A Chinese hacking group is exploiting flaws in Microsoft Exchange servers to target email systems used by a wide range of organizations, including military contractors and think tanks, according to Microsoft.
In a March 2 blog post, the company confirmed it had detected "multiple 0-day exploits being used to attack on-premises versions of Microsoft Exchange Server in limited and targeted attacks." A "0-day exploit" refers to a previously undetected vulnerability in a computer system.
The attackers used the flaws to access on-premise Exchange servers to gain further access to email accounts and also "allowed installation of additional malware to facilitate long-term access to victim environments."
Microsoft attributes the campaign to HAFNIUM, a state-sponsored group in China, according to the blog.
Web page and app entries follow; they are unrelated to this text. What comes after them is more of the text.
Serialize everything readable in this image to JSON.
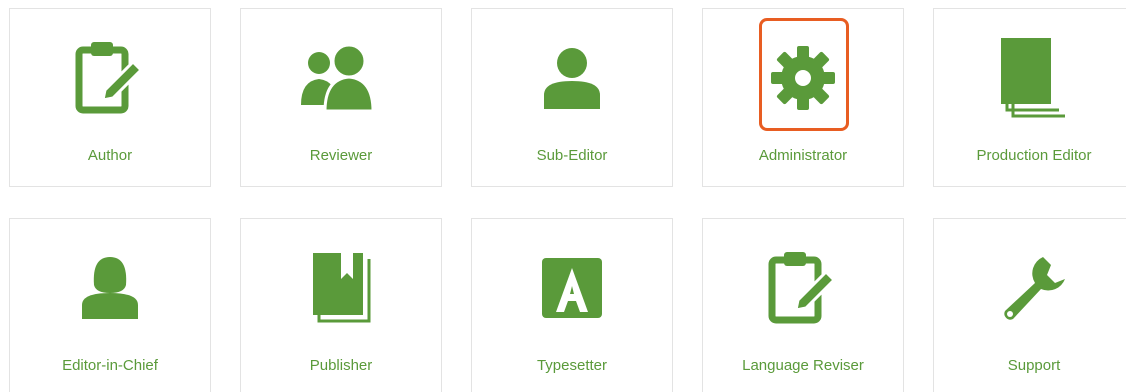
{
  "accent_color": "#5a9a3a",
  "highlight_color": "#e85d22",
  "roles": [
    {
      "label": "Author",
      "icon": "clipboard-edit-icon"
    },
    {
      "label": "Reviewer",
      "icon": "users-icon"
    },
    {
      "label": "Sub-Editor",
      "icon": "user-icon"
    },
    {
      "label": "Administrator",
      "icon": "gear-icon",
      "selected": true
    },
    {
      "label": "Production Editor",
      "icon": "documents-stack-icon"
    },
    {
      "label": "Editor-in-Chief",
      "icon": "user-female-icon"
    },
    {
      "label": "Publisher",
      "icon": "book-icon"
    },
    {
      "label": "Typesetter",
      "icon": "font-icon"
    },
    {
      "label": "Language Reviser",
      "icon": "clipboard-edit-icon"
    },
    {
      "label": "Support",
      "icon": "wrench-icon"
    }
  ]
}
"HAFNIUM primarily targets entities in the United States across a number of industry sectors, including infectious disease researchers, law firms, higher education institutions, defense contractors, policy think tanks, and NGOs," the blog states.
Cybersecurity journalist Chris Krebs first reported last week that "at least 30,000" organizations have been targeted by the Exchange exploit.
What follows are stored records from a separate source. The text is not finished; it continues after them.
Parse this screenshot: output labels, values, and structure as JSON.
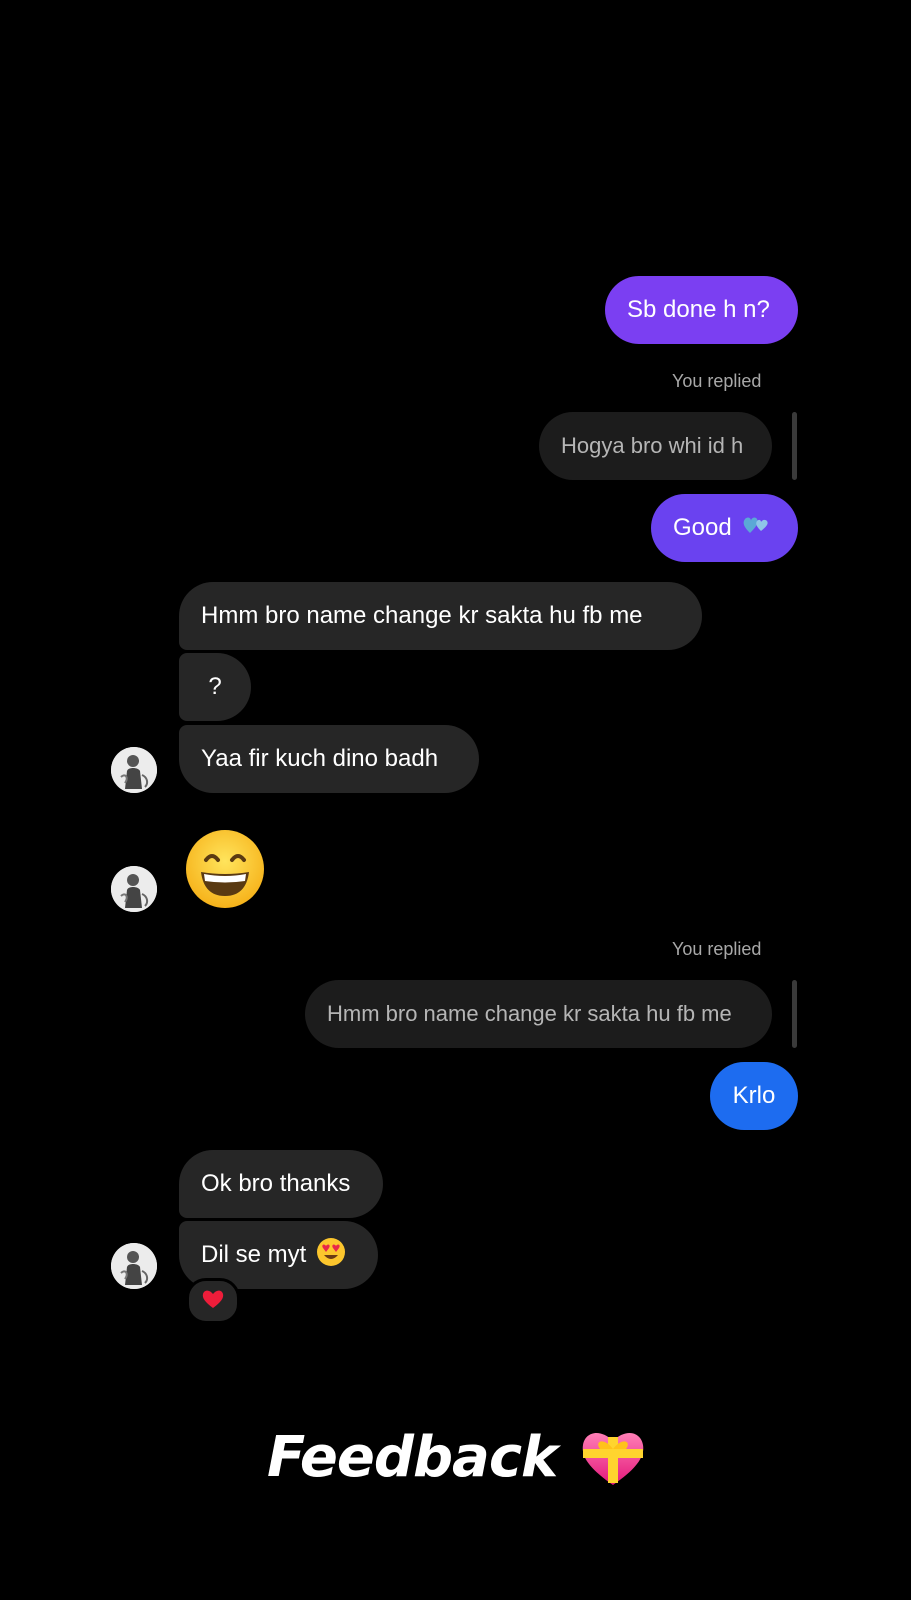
{
  "messages": {
    "m1": {
      "text": "Sb done h n?",
      "direction": "sent"
    },
    "reply1": {
      "label": "You replied",
      "quote": "Hogya bro whi id h"
    },
    "m2": {
      "text": "Good",
      "emoji": "hearts-emoji",
      "direction": "sent"
    },
    "m3": {
      "text": "Hmm bro name change kr sakta hu fb me",
      "direction": "received"
    },
    "m4": {
      "text": "?",
      "direction": "received"
    },
    "m5": {
      "text": "Yaa fir kuch dino badh",
      "direction": "received"
    },
    "m6": {
      "emoji": "grinning-face-emoji",
      "direction": "received"
    },
    "reply2": {
      "label": "You replied",
      "quote": "Hmm bro name change kr sakta hu fb me"
    },
    "m7": {
      "text": "Krlo",
      "direction": "sent"
    },
    "m8": {
      "text": "Ok bro thanks",
      "direction": "received"
    },
    "m9": {
      "text": "Dil se myt",
      "emoji": "heart-eyes-emoji",
      "reaction": "red-heart-icon",
      "direction": "received"
    }
  },
  "footer": {
    "title": "Feedback",
    "emoji": "gift-heart-emoji"
  },
  "colors": {
    "background": "#000000",
    "sent_purple": "#7b3ff2",
    "sent_violet": "#6a42f0",
    "sent_blue": "#1d6cf0",
    "received": "#262626",
    "reply_quote": "#1c1c1c"
  }
}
"We are closely tracking Microsoft's emergency patch for previously unknown vulnerabilities in Exchange Server software and reports of potential compromises of U.S. think tanks and defense industrial base entities," Jake Sullivan, President Biden's national security adviser, tweeted on March 4. "We encourage network owners to patch ASAP."